#### Problem details
For the entries that follow, produce an exact copy with no pictures in it.

#### Records from a data source
....

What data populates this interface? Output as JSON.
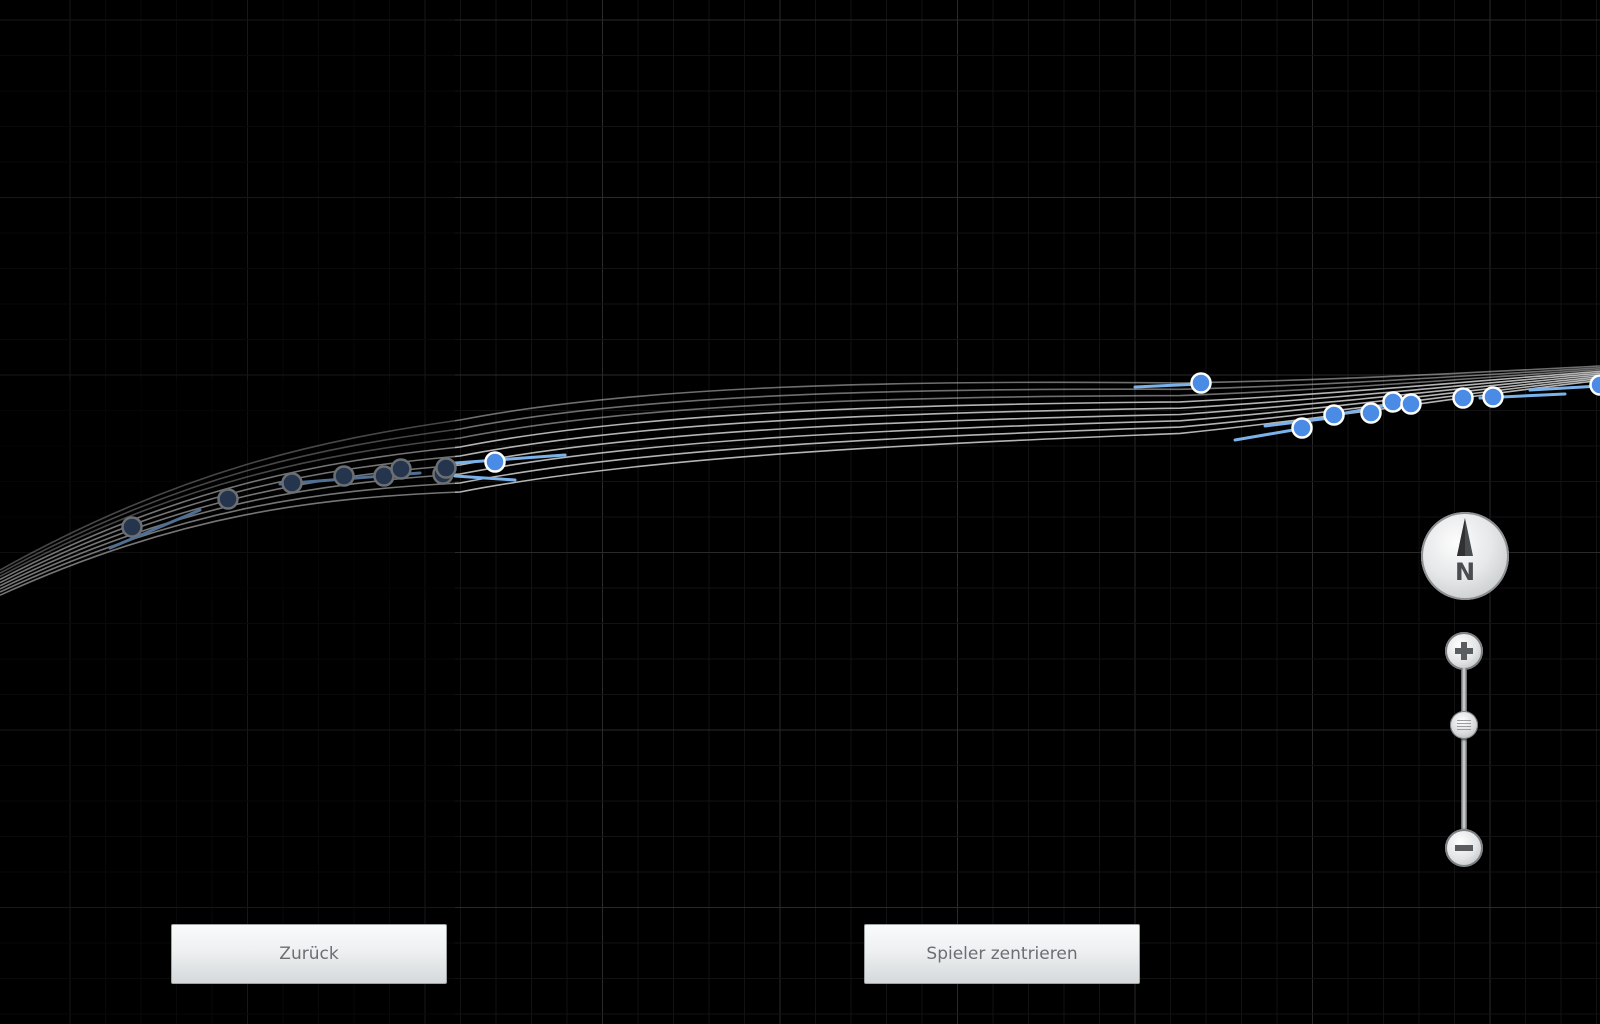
{
  "buttons": {
    "back_label": "Zurück",
    "center_player_label": "Spieler zentrieren"
  },
  "compass": {
    "letter": "N",
    "icon": "compass-north-icon"
  },
  "zoom": {
    "in_icon": "plus-icon",
    "out_icon": "minus-icon",
    "level": 0.35
  },
  "colors": {
    "background": "#000000",
    "grid": "#1f1f1f",
    "track_line": "#c8c8c8",
    "active_marker": "#4a8be6",
    "active_trail": "#7ab2ea",
    "inactive_marker": "#24354d",
    "inactive_trail": "#4f6f93",
    "button_text": "#6b6f72"
  },
  "map": {
    "active_marker_count": 12,
    "inactive_marker_count": 8
  }
}
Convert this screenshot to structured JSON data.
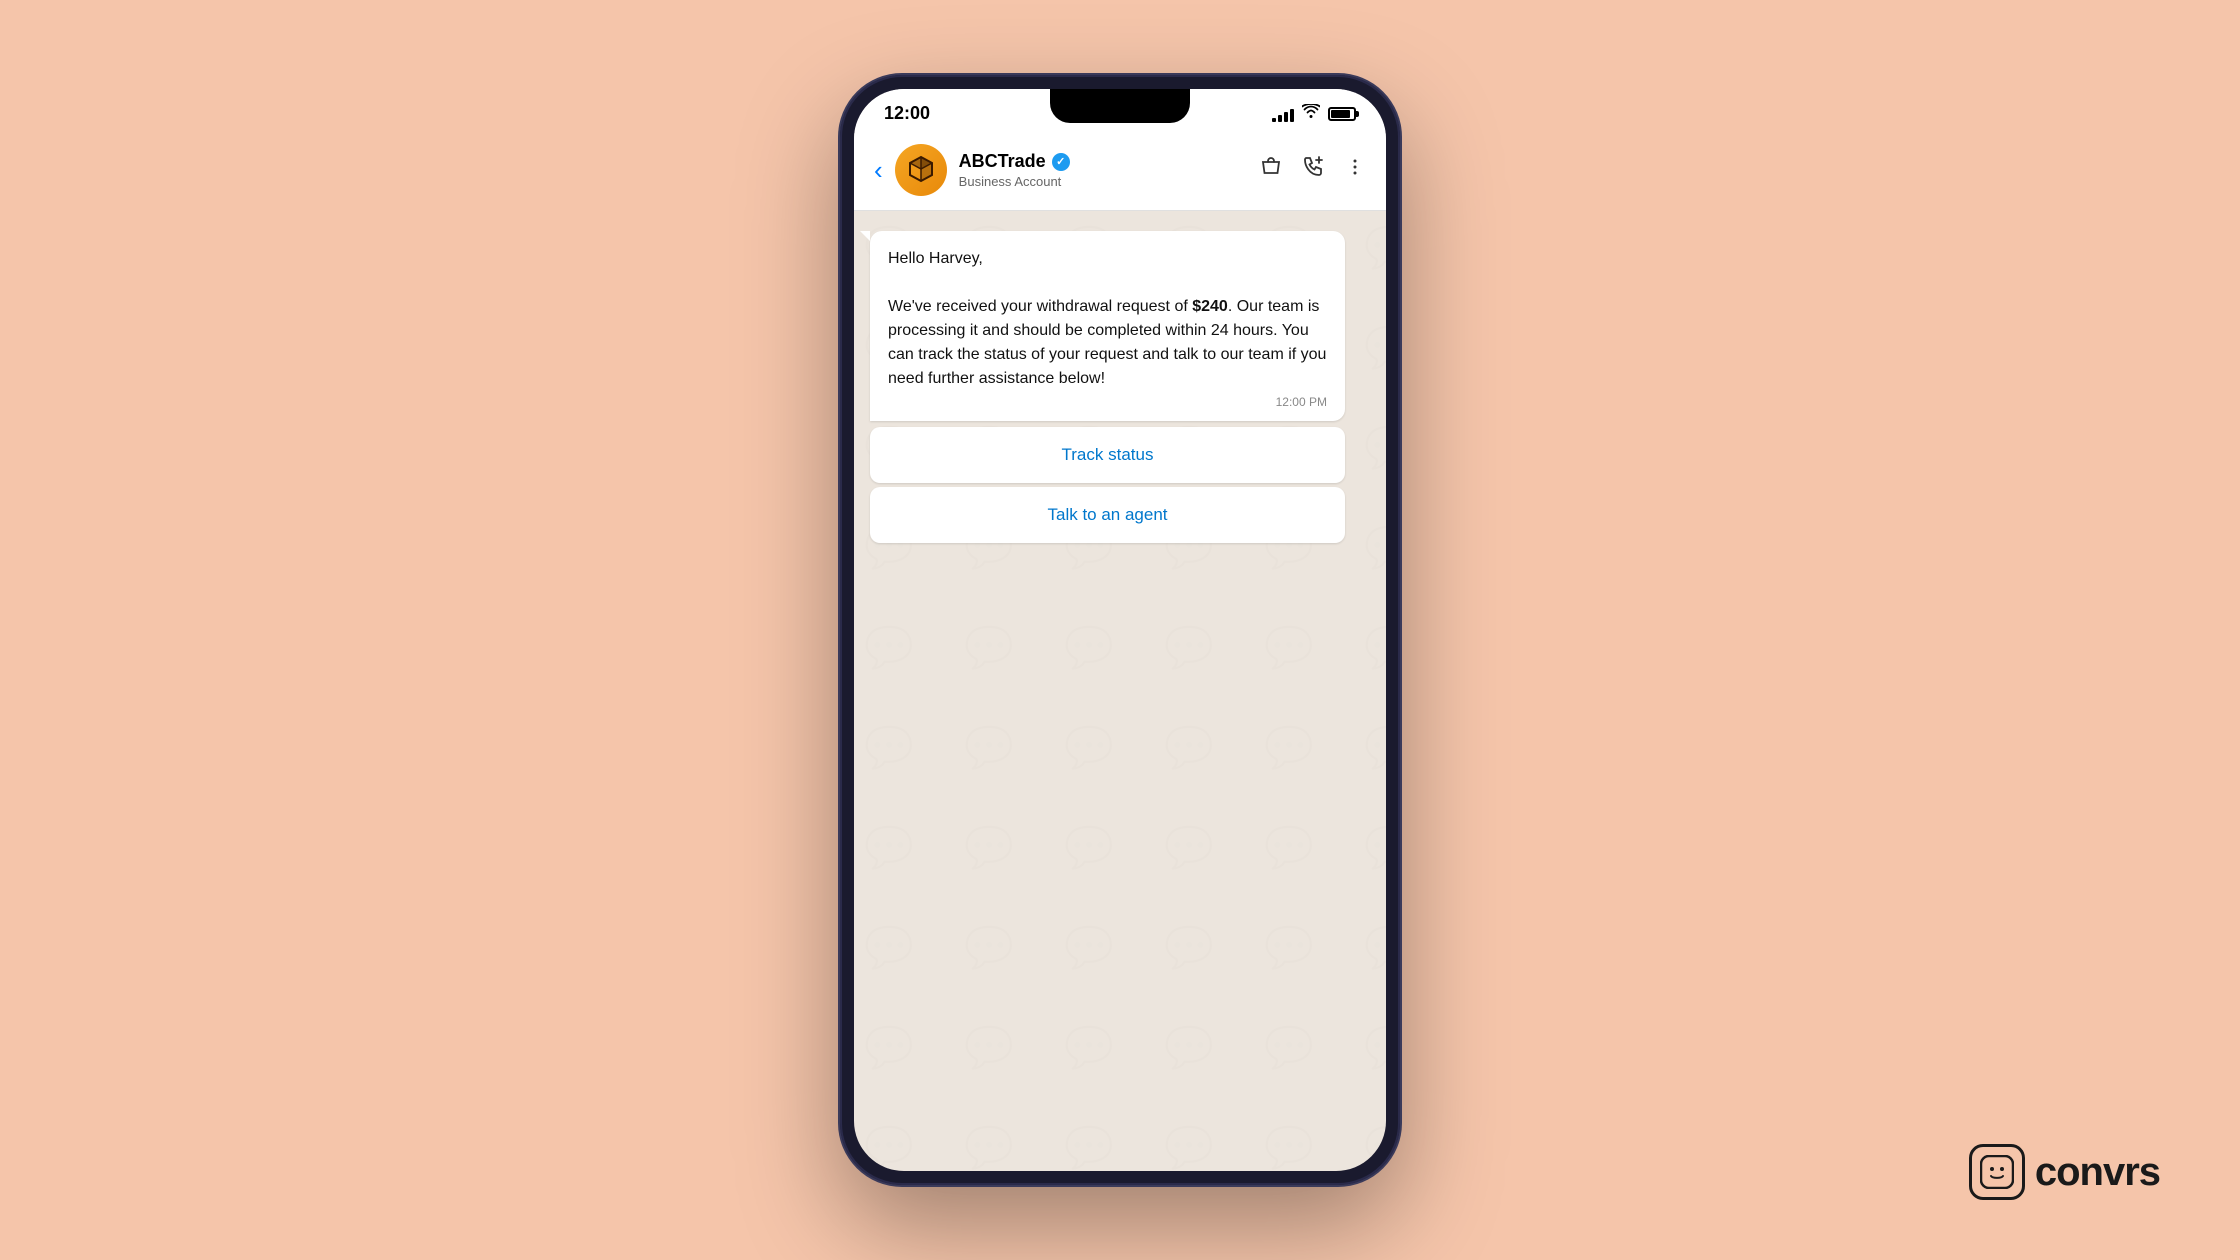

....

#### Response to this exercise
What data populates this interface? Output as JSON.
{
  "buttons": {
    "back_label": "Zurück",
    "center_player_label": "Spieler zentrieren"
  },
  "compass": {
    "letter": "N",
    "icon": "compass-north-icon"
  },
  "zoom": {
    "in_icon": "plus-icon",
    "out_icon": "minus-icon",
    "level": 0.35
  },
  "colors": {
    "background": "#000000",
    "grid": "#1f1f1f",
    "track_line": "#c8c8c8",
    "active_marker": "#4a8be6",
    "active_trail": "#7ab2ea",
    "inactive_marker": "#24354d",
    "inactive_trail": "#4f6f93",
    "button_text": "#6b6f72"
  },
  "map": {
    "active_marker_count": 12,
    "inactive_marker_count": 8
  }
}
Convert this screenshot to structured JSON data.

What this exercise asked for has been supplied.